Instructions to follow —
Below are some records; reproduce every one of them exactly.

Entries from a dataset of interfaces:
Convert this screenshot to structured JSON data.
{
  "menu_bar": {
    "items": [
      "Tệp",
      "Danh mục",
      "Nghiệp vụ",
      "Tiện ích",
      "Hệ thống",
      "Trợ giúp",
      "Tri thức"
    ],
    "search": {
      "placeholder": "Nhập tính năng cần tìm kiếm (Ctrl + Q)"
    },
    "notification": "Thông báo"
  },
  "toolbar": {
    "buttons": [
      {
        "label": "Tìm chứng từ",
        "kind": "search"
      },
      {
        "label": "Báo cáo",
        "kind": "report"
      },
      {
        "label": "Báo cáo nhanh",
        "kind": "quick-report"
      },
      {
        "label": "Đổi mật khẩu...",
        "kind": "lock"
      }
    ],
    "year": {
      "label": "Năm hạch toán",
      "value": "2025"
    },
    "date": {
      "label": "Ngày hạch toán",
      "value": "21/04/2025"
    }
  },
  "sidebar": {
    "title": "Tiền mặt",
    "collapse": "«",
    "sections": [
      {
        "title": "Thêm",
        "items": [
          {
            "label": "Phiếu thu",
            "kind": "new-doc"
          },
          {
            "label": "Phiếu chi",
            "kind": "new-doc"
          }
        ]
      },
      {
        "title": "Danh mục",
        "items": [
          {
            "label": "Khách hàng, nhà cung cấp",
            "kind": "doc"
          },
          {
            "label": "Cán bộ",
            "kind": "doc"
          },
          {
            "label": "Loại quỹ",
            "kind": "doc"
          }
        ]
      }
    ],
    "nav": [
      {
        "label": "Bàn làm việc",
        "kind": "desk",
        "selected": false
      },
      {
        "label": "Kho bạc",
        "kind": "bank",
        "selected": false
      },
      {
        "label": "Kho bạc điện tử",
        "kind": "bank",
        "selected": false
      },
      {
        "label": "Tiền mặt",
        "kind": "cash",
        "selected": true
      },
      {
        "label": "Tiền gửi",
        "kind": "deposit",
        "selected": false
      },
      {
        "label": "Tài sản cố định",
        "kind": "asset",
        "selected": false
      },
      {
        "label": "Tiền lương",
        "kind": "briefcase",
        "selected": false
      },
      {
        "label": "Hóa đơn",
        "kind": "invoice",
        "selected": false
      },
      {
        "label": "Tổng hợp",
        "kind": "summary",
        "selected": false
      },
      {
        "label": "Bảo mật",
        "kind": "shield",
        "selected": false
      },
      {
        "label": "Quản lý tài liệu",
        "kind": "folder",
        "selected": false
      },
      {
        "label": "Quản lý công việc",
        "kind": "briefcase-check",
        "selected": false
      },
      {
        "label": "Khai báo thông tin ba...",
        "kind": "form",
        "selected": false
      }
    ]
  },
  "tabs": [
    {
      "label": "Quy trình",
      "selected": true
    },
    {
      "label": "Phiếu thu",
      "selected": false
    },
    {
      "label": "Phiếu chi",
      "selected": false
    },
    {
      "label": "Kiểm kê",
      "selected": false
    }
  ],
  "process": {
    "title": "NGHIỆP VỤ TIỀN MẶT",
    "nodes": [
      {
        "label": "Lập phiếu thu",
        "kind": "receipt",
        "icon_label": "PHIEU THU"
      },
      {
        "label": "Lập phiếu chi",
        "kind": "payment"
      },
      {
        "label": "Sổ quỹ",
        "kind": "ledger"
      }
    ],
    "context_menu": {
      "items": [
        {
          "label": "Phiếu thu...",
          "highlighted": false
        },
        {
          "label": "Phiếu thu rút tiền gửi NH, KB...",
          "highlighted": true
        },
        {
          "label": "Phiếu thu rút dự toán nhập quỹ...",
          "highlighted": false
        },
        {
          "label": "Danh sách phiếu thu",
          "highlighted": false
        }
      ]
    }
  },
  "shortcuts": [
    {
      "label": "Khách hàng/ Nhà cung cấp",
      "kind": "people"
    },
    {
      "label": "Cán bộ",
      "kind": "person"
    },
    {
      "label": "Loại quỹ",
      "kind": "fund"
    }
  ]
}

Response to the exercise —
Convert this screenshot to structured JSON data.
{
  "menu_bar": {
    "items": [
      "Tệp",
      "Danh mục",
      "Nghiệp vụ",
      "Tiện ích",
      "Hệ thống",
      "Trợ giúp",
      "Tri thức"
    ],
    "search": {
      "placeholder": "Nhập tính năng cần tìm kiếm (Ctrl + Q)"
    },
    "notification": "Thông báo"
  },
  "toolbar": {
    "buttons": [
      {
        "label": "Tìm chứng từ",
        "kind": "search"
      },
      {
        "label": "Báo cáo",
        "kind": "report"
      },
      {
        "label": "Báo cáo nhanh",
        "kind": "quick-report"
      },
      {
        "label": "Đổi mật khẩu...",
        "kind": "lock"
      }
    ],
    "year": {
      "label": "Năm hạch toán",
      "value": "2025"
    },
    "date": {
      "label": "Ngày hạch toán",
      "value": "21/04/2025"
    }
  },
  "sidebar": {
    "title": "Tiền mặt",
    "collapse": "«",
    "sections": [
      {
        "title": "Thêm",
        "items": [
          {
            "label": "Phiếu thu",
            "kind": "new-doc"
          },
          {
            "label": "Phiếu chi",
            "kind": "new-doc"
          }
        ]
      },
      {
        "title": "Danh mục",
        "items": [
          {
            "label": "Khách hàng, nhà cung cấp",
            "kind": "doc"
          },
          {
            "label": "Cán bộ",
            "kind": "doc"
          },
          {
            "label": "Loại quỹ",
            "kind": "doc"
          }
        ]
      }
    ],
    "nav": [
      {
        "label": "Bàn làm việc",
        "kind": "desk",
        "selected": false
      },
      {
        "label": "Kho bạc",
        "kind": "bank",
        "selected": false
      },
      {
        "label": "Kho bạc điện tử",
        "kind": "bank",
        "selected": false
      },
      {
        "label": "Tiền mặt",
        "kind": "cash",
        "selected": true
      },
      {
        "label": "Tiền gửi",
        "kind": "deposit",
        "selected": false
      },
      {
        "label": "Tài sản cố định",
        "kind": "asset",
        "selected": false
      },
      {
        "label": "Tiền lương",
        "kind": "briefcase",
        "selected": false
      },
      {
        "label": "Hóa đơn",
        "kind": "invoice",
        "selected": false
      },
      {
        "label": "Tổng hợp",
        "kind": "summary",
        "selected": false
      },
      {
        "label": "Bảo mật",
        "kind": "shield",
        "selected": false
      },
      {
        "label": "Quản lý tài liệu",
        "kind": "folder",
        "selected": false
      },
      {
        "label": "Quản lý công việc",
        "kind": "briefcase-check",
        "selected": false
      },
      {
        "label": "Khai báo thông tin ba...",
        "kind": "form",
        "selected": false
      }
    ]
  },
  "tabs": [
    {
      "label": "Quy trình",
      "selected": true
    },
    {
      "label": "Phiếu thu",
      "selected": false
    },
    {
      "label": "Phiếu chi",
      "selected": false
    },
    {
      "label": "Kiểm kê",
      "selected": false
    }
  ],
  "process": {
    "title": "NGHIỆP VỤ TIỀN MẶT",
    "nodes": [
      {
        "label": "Lập phiếu thu",
        "kind": "receipt",
        "icon_label": "PHIEU THU"
      },
      {
        "label": "Lập phiếu chi",
        "kind": "payment"
      },
      {
        "label": "Sổ quỹ",
        "kind": "ledger"
      }
    ],
    "context_menu": {
      "items": [
        {
          "label": "Phiếu thu...",
          "highlighted": false
        },
        {
          "label": "Phiếu thu rút tiền gửi NH, KB...",
          "highlighted": true
        },
        {
          "label": "Phiếu thu rút dự toán nhập quỹ...",
          "highlighted": false
        },
        {
          "label": "Danh sách phiếu thu",
          "highlighted": false
        }
      ]
    }
  },
  "shortcuts": [
    {
      "label": "Khách hàng/ Nhà cung cấp",
      "kind": "people"
    },
    {
      "label": "Cán bộ",
      "kind": "person"
    },
    {
      "label": "Loại quỹ",
      "kind": "fund"
    }
  ]
}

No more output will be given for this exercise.